The problem with taking pain killers
Discomfort or pain is a normal part of the way your body heals and taking too many pain killers can interfere with this natural process.
Pain, inflammation and healing
Your body’s healing process at the site of an injury or against disease first involves an inflammatory mechanism, which is followed by an anti-inflammatory one. In other words, your body inflames itself to heal before it anti-inflames. This can cause pain, which is how pain and inflammation are closely linked. An example of this is the redness you see around a cut, which indicates the inflammation occurring before the cut can heal over, or the fever your get with a virus as your body fights it.
Prostaglandins and pain
To control this inflammatory and anti-inflammatory process, your body uses prostaglandins.
Prostaglandins are hormone-like substances (hormones are messengers) that you can’t do without. They occur in nearly all your body’s tissues and fluids, are formed from elongated types of essential fatty acids (Omega 3 and Omega 6 fats, which are considered essential because the body can't produce them) and are believed to be synthesised in your cell membranes.
Prostaglandins are responsible for regulating your cells' communication system, opening and closing cell channels, providing the fine tuning needed for maintaining homeostasis or balance within your body, increasing blood flow within your kidneys, dilating bronchial tubes and controlling inflammatory function. More specifically, they are involved in the constriction and dilation of your blood vessels, the induction of labor, the regulation of calcium transport, hormone regulation, cell growth, fluid retention in the kidneys and stomach acid secretion.
Inflammatory and anti-inflammatory prostaglandins
There are three groups of prostaglandins and you need them all. The first two, prostaglandin–1 (PG1) and prostaglandin–3 (PG3), are derived from the essential fatty acid omega 3 and are anti-inflammatory. The third, prostaglandin–2 (PG2), is derived from the essential fatty acid omega 6 and is inflammatory.
Drugs inhibit or stop the healing process
The problem with your body's inflaming and anti-inflaming process is that this it is often accompanied by pain for which people routinely take aspirin, NSAIDS, steroids, and to some extent paracetamol.
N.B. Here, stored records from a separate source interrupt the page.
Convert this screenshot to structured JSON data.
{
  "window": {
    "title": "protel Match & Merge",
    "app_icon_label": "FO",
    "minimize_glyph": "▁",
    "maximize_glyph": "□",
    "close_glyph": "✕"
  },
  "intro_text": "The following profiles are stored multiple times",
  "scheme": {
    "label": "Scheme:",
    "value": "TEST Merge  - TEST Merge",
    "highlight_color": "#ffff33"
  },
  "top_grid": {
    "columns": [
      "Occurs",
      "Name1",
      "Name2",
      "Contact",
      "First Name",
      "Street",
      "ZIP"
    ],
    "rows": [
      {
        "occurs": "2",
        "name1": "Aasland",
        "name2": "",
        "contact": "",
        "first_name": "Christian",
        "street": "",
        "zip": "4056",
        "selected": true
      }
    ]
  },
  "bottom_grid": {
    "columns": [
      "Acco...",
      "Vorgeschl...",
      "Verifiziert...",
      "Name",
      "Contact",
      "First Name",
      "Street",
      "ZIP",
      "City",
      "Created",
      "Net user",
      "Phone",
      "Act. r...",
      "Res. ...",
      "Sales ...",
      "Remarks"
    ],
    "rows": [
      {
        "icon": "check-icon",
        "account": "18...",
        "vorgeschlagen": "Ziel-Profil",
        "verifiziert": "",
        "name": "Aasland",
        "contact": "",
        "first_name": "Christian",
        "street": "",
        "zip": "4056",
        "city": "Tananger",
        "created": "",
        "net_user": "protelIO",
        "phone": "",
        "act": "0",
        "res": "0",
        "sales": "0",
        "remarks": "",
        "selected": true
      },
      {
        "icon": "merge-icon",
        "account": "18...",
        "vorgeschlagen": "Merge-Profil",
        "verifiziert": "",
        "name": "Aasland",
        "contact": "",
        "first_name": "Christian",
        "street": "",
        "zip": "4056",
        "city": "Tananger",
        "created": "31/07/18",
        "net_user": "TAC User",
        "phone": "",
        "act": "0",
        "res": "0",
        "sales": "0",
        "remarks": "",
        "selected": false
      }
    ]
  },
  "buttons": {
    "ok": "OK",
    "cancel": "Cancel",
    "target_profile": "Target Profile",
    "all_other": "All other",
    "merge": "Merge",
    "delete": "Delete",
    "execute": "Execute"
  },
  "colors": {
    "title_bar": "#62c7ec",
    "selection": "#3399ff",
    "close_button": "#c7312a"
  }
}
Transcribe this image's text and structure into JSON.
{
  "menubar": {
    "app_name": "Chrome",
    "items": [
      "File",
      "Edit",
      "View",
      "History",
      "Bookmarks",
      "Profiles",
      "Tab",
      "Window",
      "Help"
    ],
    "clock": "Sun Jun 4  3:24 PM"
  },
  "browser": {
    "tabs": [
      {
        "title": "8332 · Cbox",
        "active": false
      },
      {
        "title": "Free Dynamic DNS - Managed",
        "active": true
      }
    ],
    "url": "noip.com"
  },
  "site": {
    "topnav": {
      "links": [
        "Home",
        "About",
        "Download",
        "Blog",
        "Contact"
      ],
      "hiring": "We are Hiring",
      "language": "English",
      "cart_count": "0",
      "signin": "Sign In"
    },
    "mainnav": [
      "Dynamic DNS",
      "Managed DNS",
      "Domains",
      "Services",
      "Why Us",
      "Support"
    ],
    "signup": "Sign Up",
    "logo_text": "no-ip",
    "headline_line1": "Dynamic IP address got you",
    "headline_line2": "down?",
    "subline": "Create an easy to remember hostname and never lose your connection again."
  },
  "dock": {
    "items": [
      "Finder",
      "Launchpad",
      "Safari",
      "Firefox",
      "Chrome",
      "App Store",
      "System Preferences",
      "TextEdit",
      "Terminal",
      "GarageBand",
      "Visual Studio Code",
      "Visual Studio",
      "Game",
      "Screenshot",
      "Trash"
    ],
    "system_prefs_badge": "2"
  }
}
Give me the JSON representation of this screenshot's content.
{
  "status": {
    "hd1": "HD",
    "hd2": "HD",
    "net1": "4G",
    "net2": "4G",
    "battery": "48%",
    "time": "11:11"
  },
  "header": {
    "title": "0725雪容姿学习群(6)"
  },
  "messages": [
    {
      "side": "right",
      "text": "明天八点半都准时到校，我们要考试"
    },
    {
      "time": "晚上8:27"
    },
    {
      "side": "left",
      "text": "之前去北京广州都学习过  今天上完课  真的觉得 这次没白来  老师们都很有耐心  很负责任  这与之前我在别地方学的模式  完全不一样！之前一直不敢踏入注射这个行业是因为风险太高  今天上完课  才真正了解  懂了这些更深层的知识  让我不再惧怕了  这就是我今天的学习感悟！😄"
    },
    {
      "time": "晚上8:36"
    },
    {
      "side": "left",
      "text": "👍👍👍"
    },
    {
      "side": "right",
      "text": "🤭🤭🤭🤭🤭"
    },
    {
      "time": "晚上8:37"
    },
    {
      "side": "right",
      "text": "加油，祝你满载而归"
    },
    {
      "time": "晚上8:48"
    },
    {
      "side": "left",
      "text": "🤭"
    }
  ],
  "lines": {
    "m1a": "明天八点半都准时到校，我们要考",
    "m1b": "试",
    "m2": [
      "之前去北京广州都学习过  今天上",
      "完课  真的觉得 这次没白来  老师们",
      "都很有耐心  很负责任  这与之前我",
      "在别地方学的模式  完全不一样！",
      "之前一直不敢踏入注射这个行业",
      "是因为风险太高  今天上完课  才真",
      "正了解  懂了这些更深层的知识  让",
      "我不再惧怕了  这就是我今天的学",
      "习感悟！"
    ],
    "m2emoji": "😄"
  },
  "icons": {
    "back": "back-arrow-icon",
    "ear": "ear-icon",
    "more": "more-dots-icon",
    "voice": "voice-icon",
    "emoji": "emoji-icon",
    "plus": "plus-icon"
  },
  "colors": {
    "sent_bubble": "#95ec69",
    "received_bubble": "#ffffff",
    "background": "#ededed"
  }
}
When you consume pain medication, it has little-realised consequences for your body.
Steroids, NSAIDS and aspirin work by inhibiting the function of PG2, the inflammatory prostaglandin. More techincally, they inhibit the conversion of the essential fatty acid—and primary precursor to prostaglandin—arachadonic acid, via enzymatic actions into PG2. While this action suppresses pain and inflammation, it also delays or prevents your body’s innate healing process.
Unfortunately, pain medications aren’t targeted towards a specific area of pain, meaning they affect your body as a whole and every function listed above. For example, when your take aspirin for lower back pain, your calcium uptake, cell health and fluid retention is impacted and you may suffer indigestion.
The cause remains
When you take pain medication, you are also not treating the cause of the problem. In fact, your health problem may linger in part because the pain medication you have taken has stopped your body's natural healing process. In this way, pain medication can mask ongoing health concerns.
Side effects of pain medication
Pain drugs can also have unwanted side effects, especially if you use them in the longer-term. These include stomach problems (bleeding, ulcer and stomach upset), kidney problems, high blood pressure or heart problems, fluid retention (causing swelling, such as around the lower legs, feet, ankles, and hands), rashes or other allergic reactions.
Chronic pain and Omega-3 fat
If pain and discomfort caused by inflammation is chronic, a safer and healthier way of dealing with it is to find and treat the cause.
One possible cause for excess inflammation in your body is the modern diet, in which there is commonly an imbalance between the intake of Omega 3 and Omega 6 essential fatty acids resulting in an imbalance of prostaglandins. Too much PG2 and not enough PG1 and PG3 can lead to systemic inflammation and cause disease.
A healthier long-term response to pain and inflammation might be to improve this balance by increasing the amount of omega 3’s in your diet and reducing the amount omega 6’s.
Before you pop a pill
Instead of grabbing a pill next time you experience pain, consider some alternatives first
Yoga, pilates or tai chi help may help manage your back or joint pain
Reduce or cut out inflammatory foods such as sugar, other unrefined carbohydrates and alcohol help
Add more anti-inflammatory Omega-3 fats into your diet
Also add natural anti-inflammatory foods such green vegetables, turmeric and ginger
Consider acupuncture, biofeedback, massage, osteopathy or chiropractic treatments
Remember, pain is a messenger that something is not right and should not be ignored. Investigate and take appropriate measures.
The best and most efficient pharmacy is within your own system. Robert C Peale